    There are many ways to shape faux stone walls. If you are matching your tower to existing buildings, check to see how the finishes are shaped. I made my stone texture with 'squared' edges by using the end of a paint spatula. If you prefer a rounded stone finish see the instructions for a cobblestone finish made from paper clay. The same technique will work with other air-dry clays or paper mache. For a blockier finish, view the faux stone technique used on the faux stone wall.

    Shape your...MORE stones between the layer lines you marked with thread. When you have all the stone finish textured, set the tower model aside for the air dry clay to dry thoroughly before proceeding to the next step.
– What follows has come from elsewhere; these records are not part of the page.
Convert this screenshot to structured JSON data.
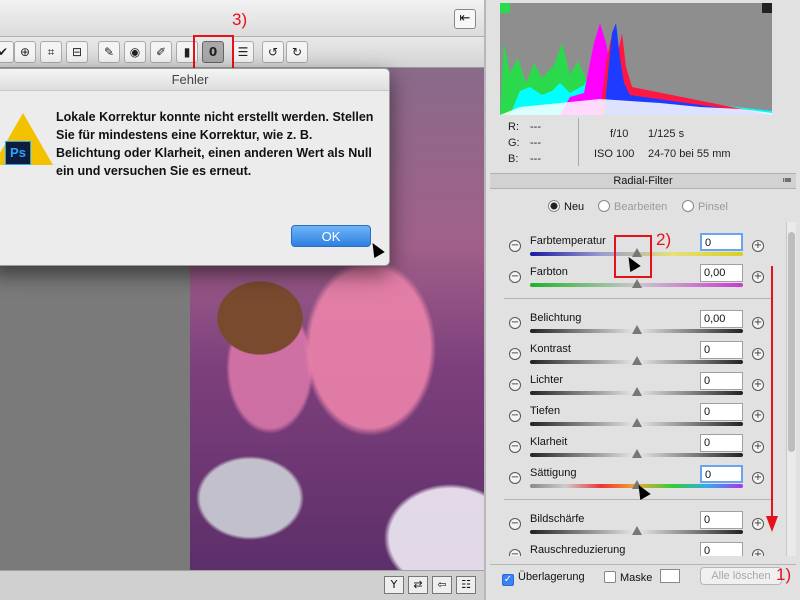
{
  "window": {
    "exit_icon": "⇤"
  },
  "toolbar": {
    "tools": [
      {
        "name": "tool-brush-partial",
        "glyph": "✔"
      },
      {
        "name": "tool-target-adjust",
        "glyph": "⊕"
      },
      {
        "name": "tool-crop",
        "glyph": "⌗"
      },
      {
        "name": "tool-straighten",
        "glyph": "⊟"
      },
      {
        "name": "tool-spot-removal",
        "glyph": "✎"
      },
      {
        "name": "tool-red-eye",
        "glyph": "◉"
      },
      {
        "name": "tool-adjustment-brush",
        "glyph": "✐"
      },
      {
        "name": "tool-graduated-filter",
        "glyph": "▮"
      },
      {
        "name": "tool-radial-filter",
        "glyph": "0"
      },
      {
        "name": "tool-preferences",
        "glyph": "☰"
      },
      {
        "name": "tool-rotate-left",
        "glyph": "↺"
      },
      {
        "name": "tool-rotate-right",
        "glyph": "↻"
      }
    ]
  },
  "annotations": {
    "label_1": "1)",
    "label_2": "2)",
    "label_3": "3)"
  },
  "dialog": {
    "title": "Fehler",
    "message": "Lokale Korrektur konnte nicht erstellt werden. Stellen Sie für mindestens eine Korrektur, wie z. B. Belichtung oder Klarheit, einen anderen Wert als Null ein und versuchen Sie es erneut.",
    "ok_label": "OK",
    "ps_badge": "Ps"
  },
  "status_buttons": [
    "Y",
    "⇄",
    "⇦",
    "☷"
  ],
  "info": {
    "r_label": "R:",
    "r_value": "---",
    "g_label": "G:",
    "g_value": "---",
    "b_label": "B:",
    "b_value": "---",
    "aperture": "f/10",
    "shutter": "1/125 s",
    "iso": "ISO 100",
    "lens": "24-70 bei 55 mm"
  },
  "panel": {
    "title": "Radial-Filter",
    "menu_icon": "≔",
    "modes": [
      {
        "label": "Neu",
        "selected": true,
        "enabled": true
      },
      {
        "label": "Bearbeiten",
        "selected": false,
        "enabled": false
      },
      {
        "label": "Pinsel",
        "selected": false,
        "enabled": false
      }
    ],
    "sliders": [
      {
        "label": "Farbtemperatur",
        "value": "0",
        "level": 0.5,
        "track": "temp",
        "focus": true
      },
      {
        "label": "Farbton",
        "value": "0,00",
        "level": 0.5,
        "track": "tint",
        "focus": false
      },
      {
        "label": "Belichtung",
        "value": "0,00",
        "level": 0.5,
        "track": "gray",
        "focus": false
      },
      {
        "label": "Kontrast",
        "value": "0",
        "level": 0.5,
        "track": "gray",
        "focus": false
      },
      {
        "label": "Lichter",
        "value": "0",
        "level": 0.5,
        "track": "gray",
        "focus": false
      },
      {
        "label": "Tiefen",
        "value": "0",
        "level": 0.5,
        "track": "gray",
        "focus": false
      },
      {
        "label": "Klarheit",
        "value": "0",
        "level": 0.5,
        "track": "gray",
        "focus": false
      },
      {
        "label": "Sättigung",
        "value": "0",
        "level": 0.5,
        "track": "sat",
        "focus": true
      },
      {
        "label": "Bildschärfe",
        "value": "0",
        "level": 0.5,
        "track": "gray",
        "focus": false
      },
      {
        "label": "Rauschreduzierung",
        "value": "0",
        "level": 0.5,
        "track": "gray",
        "focus": false
      }
    ],
    "footer": {
      "overlay_label": "Überlagerung",
      "overlay_checked": true,
      "mask_label": "Maske",
      "mask_checked": false,
      "clear_label": "Alle löschen"
    }
  }
}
    If you will be fitting windows into your tower, you can press the windows against the clay to mark the area for the window openings, before you allow the clay to dry.

    Continue to 15 of 16 below.
  • 15 of 16

    Fit Windows Into a Model Tower

    Openings for round windows are cut into a quarter scale model tower.
    A craft knife with a scalpel blade is used to cut openings for circular windows on a model tower. Photo © 2013 Lesley Shepherd

    Once the air dry clay has dried on the outside of your model tower you can cut the openings for windows and fit the windows. Use a sharp craft knife and make a small hole in the center of the window opening, then cut carefully outward, testing the opening and making adjustments until you can fit the window easily into the opening.

    To hold the window in place, run a small roll of soft air dry clay around the window opening and press the window into the clay. Smooth out the clay retexturing your...MORE stones if necessary. Clear any excess clay away from the window. Allow the clay to dry holding the window in place. If necessary you can glue the window into the opening after the clay has completely dried.

    When you are fitting your windows, take care not to crush the walls of your tower in the process!

    Continue to 16 of 16 below.
  • 16 of 16

    Paint a Faux Stone Finish on a Model Tower

    Painting faux stones on a model tower made from air dry clay, a yoghurt cup, and a cardboard tube.
    The join outlines for the 'stones' on a scale model tower are painted with dark acrylic paint, then the stones are colored with lighter shades of grey and tan. Photo © 2013 Lesley Shepherd

    To finish your model tower, color your finish with acrylic paints to match other pieces in your model village. For my stone finish, I used acrylic paint in dark grey for the joins between stones, mid-grey and light grey for the basic stone finish, and a pale buff-brown to soften the color of the stones to tone in with other pieces in my collection.

    Begin the faux stone finish by using a fairly stiff paint brush to brush dark grey paint into all the texture lines on your model tower. You don't...MORE need to be particularly neat. You just want to make sure all the deep lines of the texture will have dark color and no white flecks (or air dry clay color) showing.

    Once you have finished the joint lines, allow the dark paint to dry.

    For the mid-tones of your stone, use a dry brush technique to brush mid and light grey over your stones (see photo on his page) You can see more photos of the technique on the faux stone wall instructions . With the mid tone- layers try to avoid getting paint into the deep recesses between your stones and paint only on the top surface of the model. I usually empty my brush from one grey color, then pick up the next, alternating greys as I color in my stones so the two greys blend together as I paint.

    The final step is to soften the stones in places with a bit of soft buff or light dirt color. I usually use a mix of white and burnt umber for this color and brush or dab it onto the stones to give them a weathered appearance. The lighter color of brown can be used to add highlights to your wall, or you can use a darker color to deepen areas of your grey paint. Experiment and see what suits your working style the best!

    Make sure you paint your window frames using the same method as you paint your stone. If you are using plastic windows as I did, give them an undercoat of a plastic or resin primer and allow it to dry before you paint the windows. I usually use Model Master Acryl primer on plastic under layers of acrylic paint.

    Have fun building towers to fit beside buildings for your model villages!